Implementation of the Affordable Care Act’s Hospital Presumptive Eligibility Option: Considerations for States
The Affordable Care Act (ACA) gives qualified hospitals the opportunity to determine presumptive eligibility (PE) for all Medicaid-eligible populations which will enable hospitals to temporarily enroll individuals in Medicaid, ensuring compensation for hospital-based services, while providing patients access to medical care and a pathway to longer-term Medicaid coverage.
As part of a series on “Helping Consumers Understand the Marketplaces,” Manatt Health Solutions led a webinar reviewing a primer on the reconciliation of advance premium tax credits (APTC), explaining how reconciliation will work when consumers file their taxes, and strategies consumers can use to minimize the risk of repayment.
dvance Premium Tax Credits (APTCs) and Cost-Sharing Reductions (CSRs) remain critical to the ability of marketplaces to offer affordable coverage. It is especially important that marketplace staff, eligibility workers, navigators, certified application counselors, and other assistors are well-informed regarding the role of APTCs and CSRs in the continuum of coverage created by the Affordable Care Act.
The State Coverage Initiatives program, in coordination with the State Network, hosted a webinar on September 23, 2013 that discussed individual eligibility appeals. Melinda Dutton and Kinda Serafi from Manatt Health Solutions facilitated this webinar with state respondents from Illinois and Rhode Island.
The National Governors Association (NGA) and State Network hosted a webinar entitled ‘Strategies for Developing Monitoring and Evaluation Plans for Health Insurance Marketplaces’ on September 10, 2013.
This brief, prepared by the Georgetown University Health Policy Institute, explores some of the discrepancies that can arise with varying network adequacy standards and provides examples of how some states have resolved such issues. Network adequacy refers to a health plan’s ability to deliver the benefits promised by providing reasonable access to a sufficient number of in-network primary care and specialty physicians, as well as all health care services included under the terms of the contract.

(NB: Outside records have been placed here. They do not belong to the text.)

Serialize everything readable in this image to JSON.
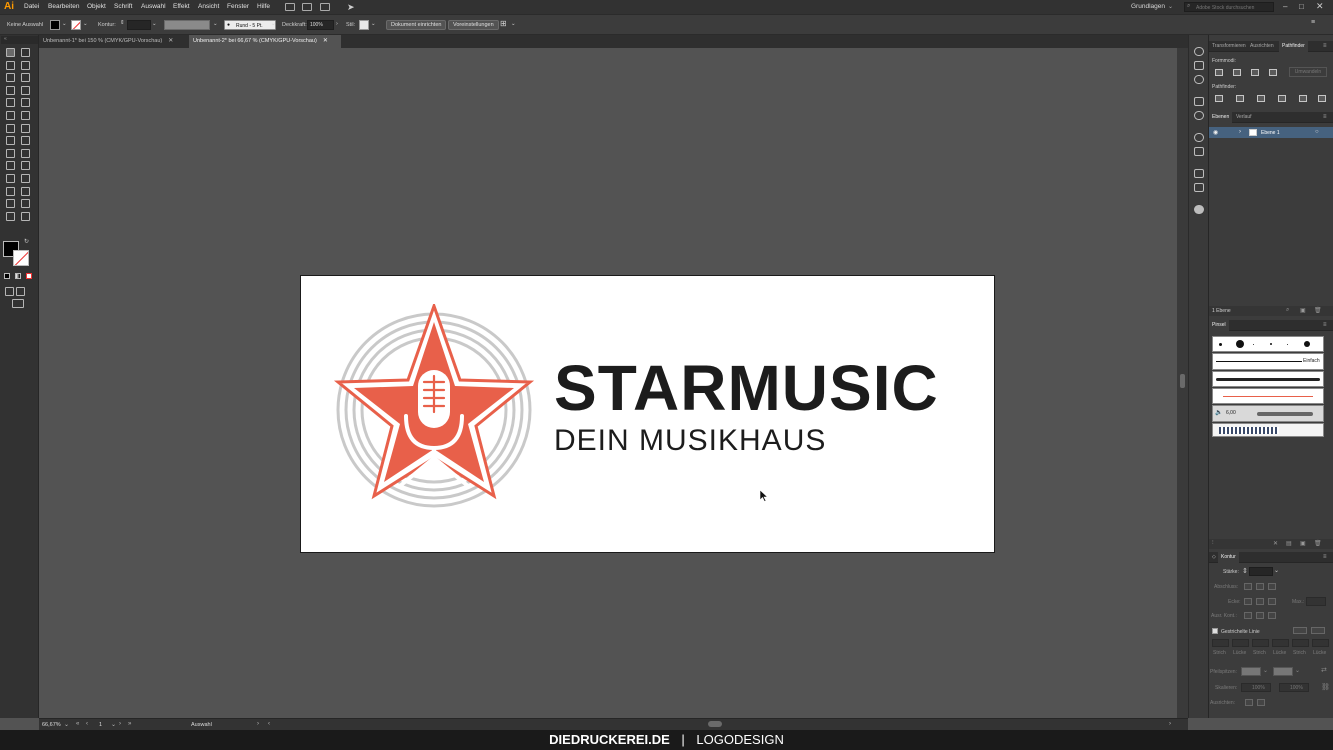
{
  "app": {
    "menu": [
      "Datei",
      "Bearbeiten",
      "Objekt",
      "Schrift",
      "Auswahl",
      "Effekt",
      "Ansicht",
      "Fenster",
      "Hilfe"
    ],
    "workspace": "Grundlagen",
    "stock_search_placeholder": "Adobe Stock durchsuchen"
  },
  "control_bar": {
    "selection": "Keine Auswahl",
    "stroke_label": "Kontur:",
    "brush": "Rund - 5 Pt.",
    "opacity_label": "Deckkraft:",
    "opacity_value": "100%",
    "style_label": "Stil:",
    "document_setup": "Dokument einrichten",
    "preferences": "Voreinstellungen"
  },
  "tabs": [
    {
      "label": "Unbenannt-1* bei 150 % (CMYK/GPU-Vorschau)",
      "active": false
    },
    {
      "label": "Unbenannt-2* bei 66,67 % (CMYK/GPU-Vorschau)",
      "active": true
    }
  ],
  "artwork": {
    "title": "STARMUSIC",
    "subtitle": "DEIN MUSIKHAUS",
    "accent_color": "#e8604a",
    "ring_color": "#c8c8c8"
  },
  "pathfinder_panel": {
    "tabs": [
      "Transformieren",
      "Ausrichten",
      "Pathfinder"
    ],
    "shape_modes_label": "Formmodi:",
    "pathfinders_label": "Pathfinder:",
    "expand_button": "Umwandeln"
  },
  "layers_panel": {
    "tabs": [
      "Ebenen",
      "Verlauf"
    ],
    "layer_name": "Ebene 1",
    "count": "1 Ebene"
  },
  "brushes_panel": {
    "title": "Pinsel",
    "basic_label": "Einfach",
    "size_value": "6,00"
  },
  "stroke_panel": {
    "title": "Kontur",
    "weight_label": "Stärke:",
    "cap_label": "Abschluss:",
    "corner_label": "Ecke:",
    "align_label": "Ausr. Kont.:",
    "limit_label": "Max.:",
    "dashed_label": "Gestrichelte Linie",
    "dash_labels": [
      "Strich",
      "Lücke",
      "Strich",
      "Lücke",
      "Strich",
      "Lücke"
    ],
    "arrowheads_label": "Pfeilspitzen:",
    "scale_label": "Skalieren:",
    "arrow_align_label": "Ausrichten:",
    "scale_values": [
      "100%",
      "100%"
    ],
    "profile_label": "Profil:"
  },
  "status_bar": {
    "zoom": "66,67%",
    "artboard": "1",
    "tool": "Auswahl"
  },
  "footer": {
    "site": "DIEDRUCKEREI.DE",
    "separator": "|",
    "label": "LOGODESIGN"
  }
}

This brief, prepared by the National Academy for State Health Policy, lays out the major factors states have considered in estimating the cost of a potential Medicaid expansion. The major factors addressed in this brief are: Who will enroll in Medicaid with or without a Medicaid expansion?; How do the alternatives afforded by Medicaid’s Alternative Benefit Plans and Medicaid waivers affect expansion considerations?; How are health care institutions, state agencies, and a state’s broader economy affected by a state’s decision regarding Medicaid expansion?

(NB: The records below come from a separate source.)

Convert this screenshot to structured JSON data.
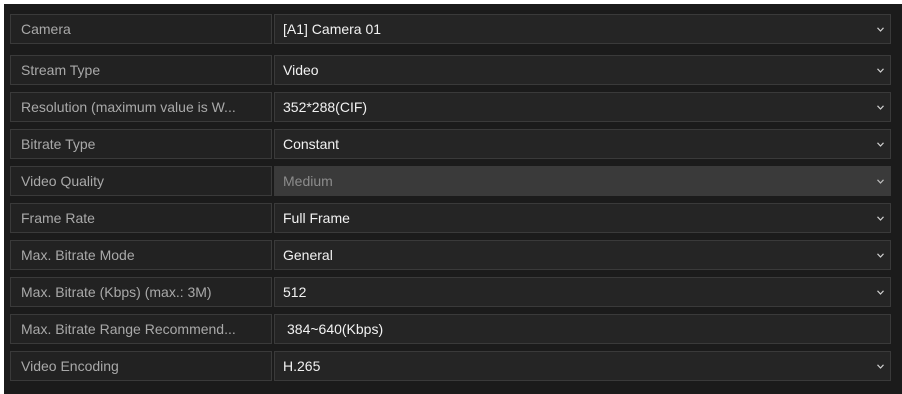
{
  "camera": {
    "label": "Camera",
    "value": "[A1] Camera 01"
  },
  "settings": [
    {
      "label": "Stream Type",
      "value": "Video",
      "dropdown": true,
      "disabled": false
    },
    {
      "label": "Resolution (maximum value is W...",
      "value": "352*288(CIF)",
      "dropdown": true,
      "disabled": false
    },
    {
      "label": "Bitrate Type",
      "value": "Constant",
      "dropdown": true,
      "disabled": false
    },
    {
      "label": "Video Quality",
      "value": "Medium",
      "dropdown": true,
      "disabled": true
    },
    {
      "label": "Frame Rate",
      "value": "Full Frame",
      "dropdown": true,
      "disabled": false
    },
    {
      "label": "Max. Bitrate Mode",
      "value": "General",
      "dropdown": true,
      "disabled": false
    },
    {
      "label": "Max. Bitrate (Kbps) (max.: 3M)",
      "value": "512",
      "dropdown": true,
      "disabled": false
    },
    {
      "label": "Max. Bitrate Range Recommend...",
      "value": "384~640(Kbps)",
      "dropdown": false,
      "disabled": false
    },
    {
      "label": "Video Encoding",
      "value": "H.265",
      "dropdown": true,
      "disabled": false
    }
  ],
  "icons": {
    "dropdown": "chevron-down-icon"
  },
  "colors": {
    "panel_bg": "#1b1b1b",
    "cell_bg": "#252525",
    "disabled_bg": "#3a3a3a",
    "label_text": "#a9a9a9",
    "value_text": "#f2f2f2"
  }
}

The Oregon Health Policy Board met on August 6, 2013 to present updates on the 2013 legislative recap, the Coordinated Care Model Alignment workgroup, Health System Transformation Quarterly Report, and rate review and transparency opportunities.

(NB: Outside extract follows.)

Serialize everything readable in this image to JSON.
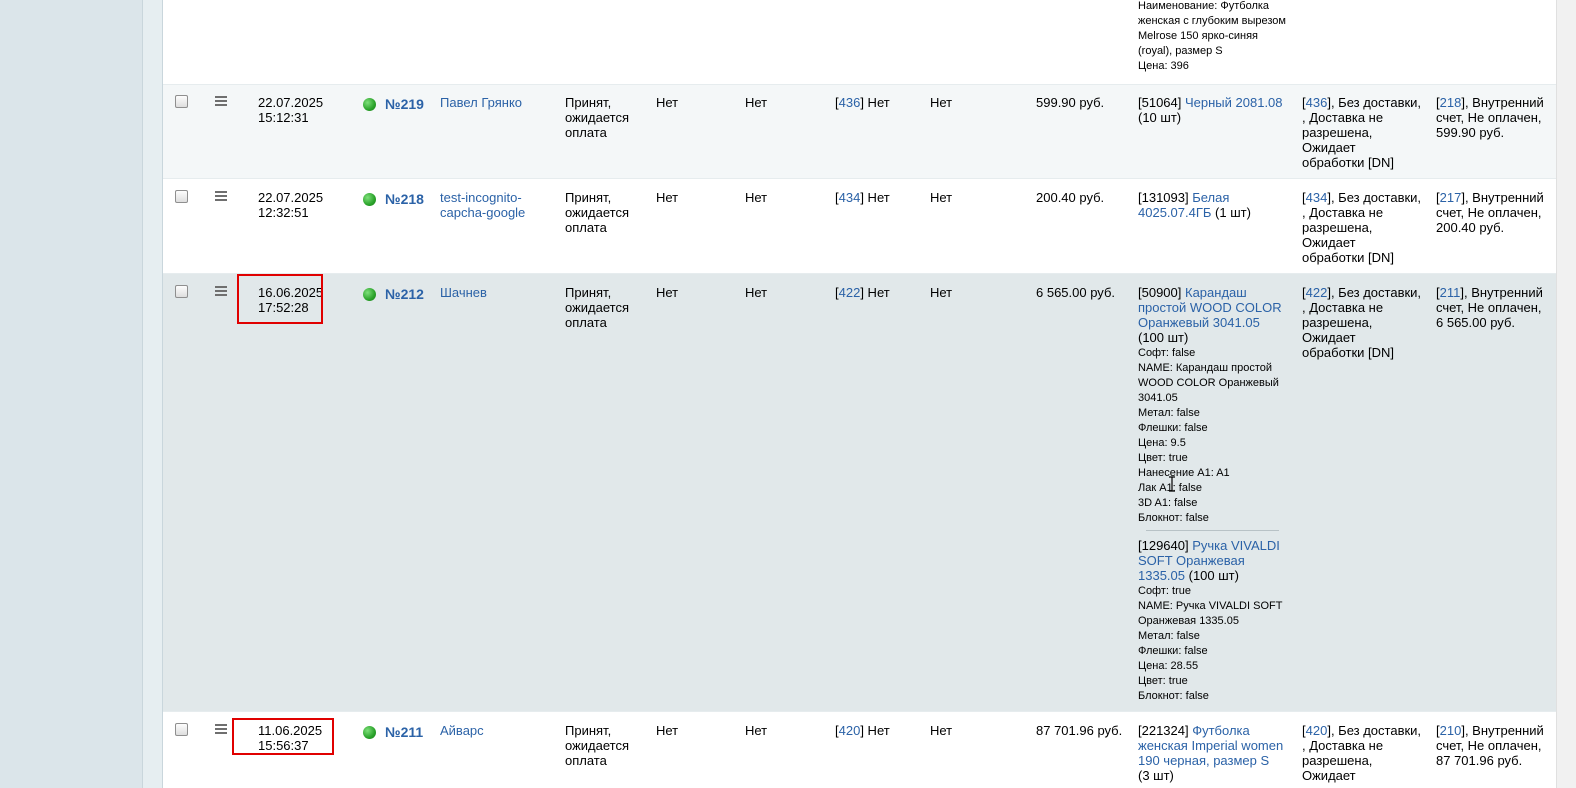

The Illinois Health Reform Implementation Council convened on July 23, 2013 to discuss progress on the state’s partnership Marketplace. Among those updates was a presentation by State Network director, Heather Howard, and deputy director Chad Shearer on the current role of the network in providing technical assistance to Illinois, an overview of the previous/current assistance, and discussion of potential opportunities for assisting the state moving forward.